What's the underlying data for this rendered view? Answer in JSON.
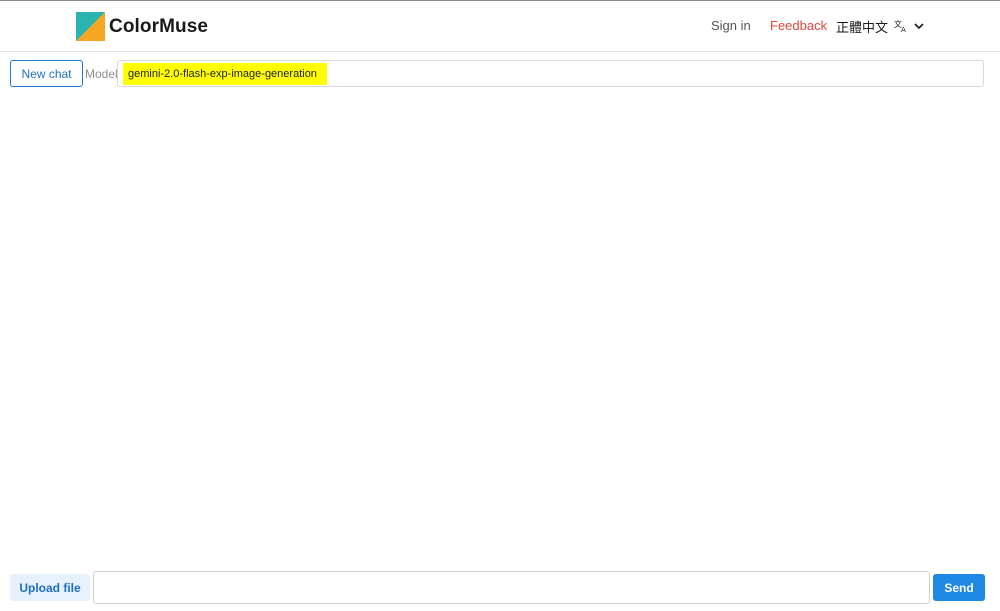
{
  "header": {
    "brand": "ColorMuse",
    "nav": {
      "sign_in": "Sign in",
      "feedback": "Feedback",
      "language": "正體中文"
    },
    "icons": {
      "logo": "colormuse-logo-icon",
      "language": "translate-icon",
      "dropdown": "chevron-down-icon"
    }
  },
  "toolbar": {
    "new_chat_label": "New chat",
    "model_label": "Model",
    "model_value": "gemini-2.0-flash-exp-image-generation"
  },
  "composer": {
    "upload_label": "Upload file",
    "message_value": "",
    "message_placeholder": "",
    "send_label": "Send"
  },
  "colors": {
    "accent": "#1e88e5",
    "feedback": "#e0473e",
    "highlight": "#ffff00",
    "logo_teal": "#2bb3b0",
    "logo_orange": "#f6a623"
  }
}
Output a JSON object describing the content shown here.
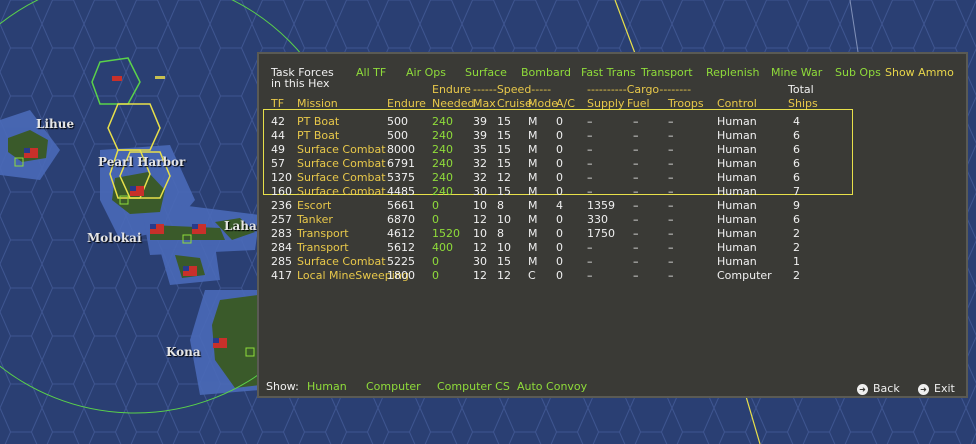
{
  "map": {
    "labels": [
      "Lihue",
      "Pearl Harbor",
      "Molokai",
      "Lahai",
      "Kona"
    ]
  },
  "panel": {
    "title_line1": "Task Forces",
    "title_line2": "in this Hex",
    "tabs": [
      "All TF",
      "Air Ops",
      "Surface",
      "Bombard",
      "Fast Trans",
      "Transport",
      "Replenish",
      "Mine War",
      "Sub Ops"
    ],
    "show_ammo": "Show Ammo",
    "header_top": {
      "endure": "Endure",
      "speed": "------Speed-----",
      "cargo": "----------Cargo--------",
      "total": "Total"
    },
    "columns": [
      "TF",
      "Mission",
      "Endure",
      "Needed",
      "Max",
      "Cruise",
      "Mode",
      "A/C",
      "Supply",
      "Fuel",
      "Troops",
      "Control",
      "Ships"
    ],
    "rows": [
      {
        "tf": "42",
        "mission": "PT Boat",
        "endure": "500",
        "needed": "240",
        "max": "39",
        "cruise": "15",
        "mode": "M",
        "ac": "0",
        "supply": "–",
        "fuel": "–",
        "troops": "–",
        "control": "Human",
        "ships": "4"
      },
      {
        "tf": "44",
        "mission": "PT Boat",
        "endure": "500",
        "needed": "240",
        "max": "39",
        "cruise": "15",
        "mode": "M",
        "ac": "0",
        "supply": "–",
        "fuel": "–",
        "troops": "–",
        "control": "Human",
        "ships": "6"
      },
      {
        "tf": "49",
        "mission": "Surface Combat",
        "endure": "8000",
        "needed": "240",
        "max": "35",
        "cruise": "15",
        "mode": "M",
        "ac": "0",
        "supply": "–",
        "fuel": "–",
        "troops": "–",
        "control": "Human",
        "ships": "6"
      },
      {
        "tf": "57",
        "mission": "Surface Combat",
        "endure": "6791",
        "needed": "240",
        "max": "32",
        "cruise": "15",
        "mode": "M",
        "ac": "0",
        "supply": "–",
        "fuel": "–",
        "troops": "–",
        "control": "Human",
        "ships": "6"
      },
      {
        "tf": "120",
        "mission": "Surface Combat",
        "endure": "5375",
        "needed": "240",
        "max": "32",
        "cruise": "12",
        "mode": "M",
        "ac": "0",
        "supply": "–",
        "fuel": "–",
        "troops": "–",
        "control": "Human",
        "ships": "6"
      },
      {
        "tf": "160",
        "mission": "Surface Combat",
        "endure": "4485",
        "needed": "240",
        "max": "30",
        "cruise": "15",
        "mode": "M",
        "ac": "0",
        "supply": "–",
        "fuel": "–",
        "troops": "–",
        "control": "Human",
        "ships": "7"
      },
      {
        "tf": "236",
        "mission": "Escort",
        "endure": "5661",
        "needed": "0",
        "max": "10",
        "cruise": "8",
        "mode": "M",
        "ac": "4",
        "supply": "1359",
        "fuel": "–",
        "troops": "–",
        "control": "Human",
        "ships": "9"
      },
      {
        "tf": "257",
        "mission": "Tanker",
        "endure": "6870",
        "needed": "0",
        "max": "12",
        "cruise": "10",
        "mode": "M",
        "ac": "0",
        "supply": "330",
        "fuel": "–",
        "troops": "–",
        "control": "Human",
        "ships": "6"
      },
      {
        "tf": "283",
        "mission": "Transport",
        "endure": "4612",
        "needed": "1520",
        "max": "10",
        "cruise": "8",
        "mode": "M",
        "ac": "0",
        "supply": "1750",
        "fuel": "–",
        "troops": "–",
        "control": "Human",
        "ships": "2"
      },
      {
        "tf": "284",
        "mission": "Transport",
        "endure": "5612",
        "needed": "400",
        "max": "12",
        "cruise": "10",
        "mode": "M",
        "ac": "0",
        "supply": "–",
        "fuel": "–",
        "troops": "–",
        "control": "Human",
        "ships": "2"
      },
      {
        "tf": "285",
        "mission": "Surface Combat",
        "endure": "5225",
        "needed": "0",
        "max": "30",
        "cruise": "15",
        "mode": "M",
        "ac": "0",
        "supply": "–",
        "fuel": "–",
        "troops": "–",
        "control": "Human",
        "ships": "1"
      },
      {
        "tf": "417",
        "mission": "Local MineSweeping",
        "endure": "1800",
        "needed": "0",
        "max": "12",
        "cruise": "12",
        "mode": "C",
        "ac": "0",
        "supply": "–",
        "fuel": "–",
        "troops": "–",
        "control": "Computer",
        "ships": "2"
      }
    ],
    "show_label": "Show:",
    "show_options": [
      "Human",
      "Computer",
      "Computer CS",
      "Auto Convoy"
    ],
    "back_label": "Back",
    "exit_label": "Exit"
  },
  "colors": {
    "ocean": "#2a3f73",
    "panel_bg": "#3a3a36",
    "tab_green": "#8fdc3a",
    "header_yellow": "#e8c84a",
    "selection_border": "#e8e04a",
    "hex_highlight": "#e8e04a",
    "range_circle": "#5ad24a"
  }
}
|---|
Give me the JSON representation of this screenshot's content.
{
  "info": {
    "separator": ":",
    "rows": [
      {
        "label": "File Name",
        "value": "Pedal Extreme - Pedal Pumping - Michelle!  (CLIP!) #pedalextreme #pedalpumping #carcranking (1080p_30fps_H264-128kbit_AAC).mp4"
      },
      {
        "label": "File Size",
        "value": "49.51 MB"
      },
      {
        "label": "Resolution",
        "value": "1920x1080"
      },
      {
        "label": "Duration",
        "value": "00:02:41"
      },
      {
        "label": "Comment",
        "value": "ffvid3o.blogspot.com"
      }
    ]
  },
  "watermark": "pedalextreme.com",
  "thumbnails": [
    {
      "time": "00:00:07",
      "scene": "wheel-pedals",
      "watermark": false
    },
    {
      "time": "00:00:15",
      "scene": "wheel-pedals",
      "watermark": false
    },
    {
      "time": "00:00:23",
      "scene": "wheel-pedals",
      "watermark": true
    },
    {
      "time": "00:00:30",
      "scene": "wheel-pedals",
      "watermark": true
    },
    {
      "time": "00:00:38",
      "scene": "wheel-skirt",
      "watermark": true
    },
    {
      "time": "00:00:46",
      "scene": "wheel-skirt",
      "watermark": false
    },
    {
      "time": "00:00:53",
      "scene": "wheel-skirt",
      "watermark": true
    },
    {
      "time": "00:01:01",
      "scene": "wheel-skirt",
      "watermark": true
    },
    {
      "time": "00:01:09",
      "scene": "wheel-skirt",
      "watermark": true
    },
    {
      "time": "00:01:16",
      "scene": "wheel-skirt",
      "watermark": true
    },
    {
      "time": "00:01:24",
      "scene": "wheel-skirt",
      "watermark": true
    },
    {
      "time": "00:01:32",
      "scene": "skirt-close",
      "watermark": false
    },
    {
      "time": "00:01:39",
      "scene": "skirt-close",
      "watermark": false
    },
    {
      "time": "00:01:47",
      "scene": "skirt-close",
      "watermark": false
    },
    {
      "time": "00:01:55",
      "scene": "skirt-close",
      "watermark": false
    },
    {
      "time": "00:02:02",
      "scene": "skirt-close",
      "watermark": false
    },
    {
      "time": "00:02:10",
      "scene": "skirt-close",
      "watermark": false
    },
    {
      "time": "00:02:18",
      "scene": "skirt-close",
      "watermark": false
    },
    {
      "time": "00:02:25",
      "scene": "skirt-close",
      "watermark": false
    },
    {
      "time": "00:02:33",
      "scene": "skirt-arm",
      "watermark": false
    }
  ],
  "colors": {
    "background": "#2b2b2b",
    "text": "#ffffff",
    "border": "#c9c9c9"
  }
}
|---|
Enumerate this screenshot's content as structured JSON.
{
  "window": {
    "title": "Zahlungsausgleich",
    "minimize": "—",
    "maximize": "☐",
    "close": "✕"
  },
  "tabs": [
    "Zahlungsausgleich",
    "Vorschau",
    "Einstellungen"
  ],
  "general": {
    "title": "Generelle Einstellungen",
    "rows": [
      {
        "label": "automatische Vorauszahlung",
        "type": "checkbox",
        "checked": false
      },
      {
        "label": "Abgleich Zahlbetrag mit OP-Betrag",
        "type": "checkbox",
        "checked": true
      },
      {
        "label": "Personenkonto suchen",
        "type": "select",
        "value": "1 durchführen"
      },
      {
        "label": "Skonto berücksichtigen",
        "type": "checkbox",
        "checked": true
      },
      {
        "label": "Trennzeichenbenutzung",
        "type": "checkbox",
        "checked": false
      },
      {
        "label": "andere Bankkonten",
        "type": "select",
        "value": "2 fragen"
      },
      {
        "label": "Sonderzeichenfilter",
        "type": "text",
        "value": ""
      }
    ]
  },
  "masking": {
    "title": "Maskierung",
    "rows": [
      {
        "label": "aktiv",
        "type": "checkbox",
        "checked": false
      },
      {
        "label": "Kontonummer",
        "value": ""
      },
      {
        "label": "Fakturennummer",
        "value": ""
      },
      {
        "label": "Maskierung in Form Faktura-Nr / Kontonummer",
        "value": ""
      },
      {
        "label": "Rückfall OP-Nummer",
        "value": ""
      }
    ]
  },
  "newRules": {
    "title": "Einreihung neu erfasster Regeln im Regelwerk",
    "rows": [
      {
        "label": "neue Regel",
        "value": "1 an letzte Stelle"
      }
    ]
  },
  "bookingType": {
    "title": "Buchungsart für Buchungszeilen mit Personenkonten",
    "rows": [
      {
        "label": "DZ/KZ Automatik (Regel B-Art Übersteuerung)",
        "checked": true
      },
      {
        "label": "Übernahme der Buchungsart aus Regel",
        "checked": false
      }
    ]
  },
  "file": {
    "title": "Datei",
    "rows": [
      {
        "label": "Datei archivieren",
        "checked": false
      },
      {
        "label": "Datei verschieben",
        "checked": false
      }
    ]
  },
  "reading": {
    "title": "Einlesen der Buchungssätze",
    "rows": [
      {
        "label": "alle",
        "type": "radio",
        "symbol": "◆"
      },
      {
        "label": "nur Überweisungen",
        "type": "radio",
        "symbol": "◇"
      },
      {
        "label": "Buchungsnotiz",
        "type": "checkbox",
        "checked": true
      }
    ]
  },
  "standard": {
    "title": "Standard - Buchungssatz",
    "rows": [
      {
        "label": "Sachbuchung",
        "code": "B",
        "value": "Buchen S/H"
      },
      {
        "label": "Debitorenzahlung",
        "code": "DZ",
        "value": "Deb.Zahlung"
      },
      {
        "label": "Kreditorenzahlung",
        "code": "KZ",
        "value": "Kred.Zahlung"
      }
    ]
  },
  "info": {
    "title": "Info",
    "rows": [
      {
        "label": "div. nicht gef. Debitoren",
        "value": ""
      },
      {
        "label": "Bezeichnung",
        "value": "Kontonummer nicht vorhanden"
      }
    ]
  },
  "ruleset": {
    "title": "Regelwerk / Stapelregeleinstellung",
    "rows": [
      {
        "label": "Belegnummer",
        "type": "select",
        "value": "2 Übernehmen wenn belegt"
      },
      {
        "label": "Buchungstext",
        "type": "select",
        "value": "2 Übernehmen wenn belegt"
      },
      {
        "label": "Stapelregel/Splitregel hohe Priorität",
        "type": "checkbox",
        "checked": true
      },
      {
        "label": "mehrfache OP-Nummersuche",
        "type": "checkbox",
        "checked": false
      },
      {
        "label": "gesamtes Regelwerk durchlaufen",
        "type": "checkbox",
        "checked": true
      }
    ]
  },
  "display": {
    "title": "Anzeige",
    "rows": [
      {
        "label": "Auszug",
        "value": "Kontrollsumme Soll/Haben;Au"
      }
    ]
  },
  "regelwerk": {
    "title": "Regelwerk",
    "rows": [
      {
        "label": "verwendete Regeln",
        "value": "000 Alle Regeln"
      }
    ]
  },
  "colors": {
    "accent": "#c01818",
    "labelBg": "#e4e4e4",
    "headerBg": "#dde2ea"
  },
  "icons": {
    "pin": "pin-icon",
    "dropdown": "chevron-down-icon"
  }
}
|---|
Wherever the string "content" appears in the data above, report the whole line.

→ Output:
Output a JSON object describing the content shown here.
Give me the JSON representation of this screenshot's content.
Enumerate this screenshot's content as structured JSON.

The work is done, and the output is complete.